The NBA has eleven standing committees, including the judiciary committee and the law reform committee. The former is responsible for investigating allegations of corruption or misconduct involving any member and members of the judiciary and others; while the latter is responsible for liaising with the National Assembly and making inputs into laws being contemplated or considered by the legislature, and also advising the NEC on laws to be proposed to the Federal Government for promulgation or reform. There is also the human rights committee, which promotes and protects the principles of the rule of law and fundamental human rights and liberties.

The failure of the NBA to achieve all of these objectives cannot be blamed on the national officers alone. Members of these committees are also culpable.

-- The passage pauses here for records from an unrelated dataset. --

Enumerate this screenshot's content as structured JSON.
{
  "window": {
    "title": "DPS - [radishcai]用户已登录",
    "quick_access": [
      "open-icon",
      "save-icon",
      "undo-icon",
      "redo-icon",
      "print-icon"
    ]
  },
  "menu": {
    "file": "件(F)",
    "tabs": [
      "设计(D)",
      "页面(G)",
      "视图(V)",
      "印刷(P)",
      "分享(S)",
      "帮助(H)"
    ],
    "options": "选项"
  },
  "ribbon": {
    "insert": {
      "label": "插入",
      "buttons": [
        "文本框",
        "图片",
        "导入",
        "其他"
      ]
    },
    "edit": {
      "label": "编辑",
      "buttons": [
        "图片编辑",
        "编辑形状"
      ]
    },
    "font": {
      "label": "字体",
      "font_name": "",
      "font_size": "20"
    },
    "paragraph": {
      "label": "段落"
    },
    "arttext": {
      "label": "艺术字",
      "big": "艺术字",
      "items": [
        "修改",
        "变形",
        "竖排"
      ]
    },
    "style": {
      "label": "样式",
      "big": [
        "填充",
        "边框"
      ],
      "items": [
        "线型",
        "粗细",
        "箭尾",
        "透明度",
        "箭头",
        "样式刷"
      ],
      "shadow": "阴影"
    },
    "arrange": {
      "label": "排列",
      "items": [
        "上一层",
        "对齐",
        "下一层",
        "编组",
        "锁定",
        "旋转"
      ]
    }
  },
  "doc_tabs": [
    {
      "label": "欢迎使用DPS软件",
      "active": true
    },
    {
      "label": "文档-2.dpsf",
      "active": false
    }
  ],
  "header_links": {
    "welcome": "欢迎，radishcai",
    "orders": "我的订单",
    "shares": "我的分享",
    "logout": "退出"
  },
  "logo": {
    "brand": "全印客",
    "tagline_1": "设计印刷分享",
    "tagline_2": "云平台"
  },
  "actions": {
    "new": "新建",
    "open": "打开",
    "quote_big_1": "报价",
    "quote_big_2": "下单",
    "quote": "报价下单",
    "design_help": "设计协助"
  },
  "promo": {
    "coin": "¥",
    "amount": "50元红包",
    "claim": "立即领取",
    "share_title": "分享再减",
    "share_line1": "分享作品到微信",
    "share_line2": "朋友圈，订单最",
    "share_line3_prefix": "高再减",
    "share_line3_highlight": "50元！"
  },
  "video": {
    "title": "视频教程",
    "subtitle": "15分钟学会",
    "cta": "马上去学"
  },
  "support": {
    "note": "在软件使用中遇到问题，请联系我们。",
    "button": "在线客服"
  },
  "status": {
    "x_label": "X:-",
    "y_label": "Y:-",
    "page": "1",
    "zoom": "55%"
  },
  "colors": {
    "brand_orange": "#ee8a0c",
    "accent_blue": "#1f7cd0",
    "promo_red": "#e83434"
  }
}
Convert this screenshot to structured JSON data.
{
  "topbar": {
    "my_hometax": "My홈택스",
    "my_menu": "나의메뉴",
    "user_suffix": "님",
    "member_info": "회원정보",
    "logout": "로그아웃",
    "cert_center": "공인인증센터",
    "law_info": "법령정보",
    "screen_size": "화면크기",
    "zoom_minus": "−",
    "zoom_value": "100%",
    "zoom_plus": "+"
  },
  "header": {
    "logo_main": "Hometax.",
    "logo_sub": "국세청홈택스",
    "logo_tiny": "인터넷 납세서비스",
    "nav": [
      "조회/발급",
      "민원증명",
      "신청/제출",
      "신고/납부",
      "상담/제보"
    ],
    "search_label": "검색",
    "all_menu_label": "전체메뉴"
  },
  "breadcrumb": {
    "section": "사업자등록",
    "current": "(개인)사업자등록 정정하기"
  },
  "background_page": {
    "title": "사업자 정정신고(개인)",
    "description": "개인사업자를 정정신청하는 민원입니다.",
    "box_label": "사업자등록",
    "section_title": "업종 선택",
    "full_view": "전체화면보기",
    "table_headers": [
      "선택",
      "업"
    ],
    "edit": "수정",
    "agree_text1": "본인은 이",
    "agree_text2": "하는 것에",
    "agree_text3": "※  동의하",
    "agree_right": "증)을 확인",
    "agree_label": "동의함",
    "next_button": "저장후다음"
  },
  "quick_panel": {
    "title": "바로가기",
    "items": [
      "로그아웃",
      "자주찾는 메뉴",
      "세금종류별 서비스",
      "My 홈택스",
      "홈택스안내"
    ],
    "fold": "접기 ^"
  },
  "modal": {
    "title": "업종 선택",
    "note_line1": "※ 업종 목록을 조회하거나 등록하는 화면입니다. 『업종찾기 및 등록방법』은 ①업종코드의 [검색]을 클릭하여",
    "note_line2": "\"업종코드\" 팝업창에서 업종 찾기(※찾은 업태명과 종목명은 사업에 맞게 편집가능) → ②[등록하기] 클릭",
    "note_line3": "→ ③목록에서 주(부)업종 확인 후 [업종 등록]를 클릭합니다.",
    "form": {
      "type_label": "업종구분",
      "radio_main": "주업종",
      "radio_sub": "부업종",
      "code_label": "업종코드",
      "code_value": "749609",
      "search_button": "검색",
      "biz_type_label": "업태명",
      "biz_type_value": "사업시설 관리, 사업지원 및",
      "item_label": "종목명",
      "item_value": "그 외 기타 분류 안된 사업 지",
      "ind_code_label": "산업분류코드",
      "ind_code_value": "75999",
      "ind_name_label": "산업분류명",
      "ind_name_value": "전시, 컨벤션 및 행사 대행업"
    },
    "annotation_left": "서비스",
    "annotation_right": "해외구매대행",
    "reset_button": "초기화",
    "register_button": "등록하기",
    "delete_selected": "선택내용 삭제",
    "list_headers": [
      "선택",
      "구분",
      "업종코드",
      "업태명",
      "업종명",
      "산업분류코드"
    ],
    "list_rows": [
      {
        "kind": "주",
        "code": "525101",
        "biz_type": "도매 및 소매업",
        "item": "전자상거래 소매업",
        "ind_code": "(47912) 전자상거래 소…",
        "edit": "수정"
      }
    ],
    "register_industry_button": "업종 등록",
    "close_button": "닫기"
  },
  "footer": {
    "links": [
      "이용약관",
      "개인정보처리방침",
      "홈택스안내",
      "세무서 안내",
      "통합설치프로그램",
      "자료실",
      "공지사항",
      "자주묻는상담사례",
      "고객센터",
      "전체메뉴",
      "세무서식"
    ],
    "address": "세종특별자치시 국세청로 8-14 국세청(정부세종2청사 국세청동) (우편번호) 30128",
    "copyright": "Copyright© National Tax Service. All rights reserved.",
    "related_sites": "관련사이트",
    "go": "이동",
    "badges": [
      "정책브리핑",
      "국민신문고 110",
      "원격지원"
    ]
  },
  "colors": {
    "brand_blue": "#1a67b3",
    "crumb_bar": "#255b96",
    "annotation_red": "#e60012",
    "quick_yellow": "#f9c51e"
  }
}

Any chance at a progressive change might start with, but must go beyond, the person occupying the office of President of the association. Unlike the President of Nigeria who gets to pick his Vice-President and ministers, the President of the NBA must work with other elected officials like him and a large NEC whose composition is likely to include the “principalities and powers” who resist reforms or progressive change of any kind.

The social engagement that led to the emergence of the winner of the elections must be sustained to actualize whatever reforms are to be implemented. Social engagement must be intelligent enough not to focus on just the President or national officers but also on the different structures that make up the whole of the NBA – the branches, sections and committees.

The different heads of these structures must become equally popular and be engaged with their programmes and tasks. The activities of the NEC should become of interest to lawyers who must demand transparency and accountability.

Nigeria’s democracy needs a strong, independent, vibrant and reliable bar association. However, in order to take its place, the NBA must first clean its house. The generation that will dispense with the ancient principles of legal practice that relate more to form but have no substantive benefits has arrived. The passion for a better bar association and a better country is available. But is the intelligence to make it happen present?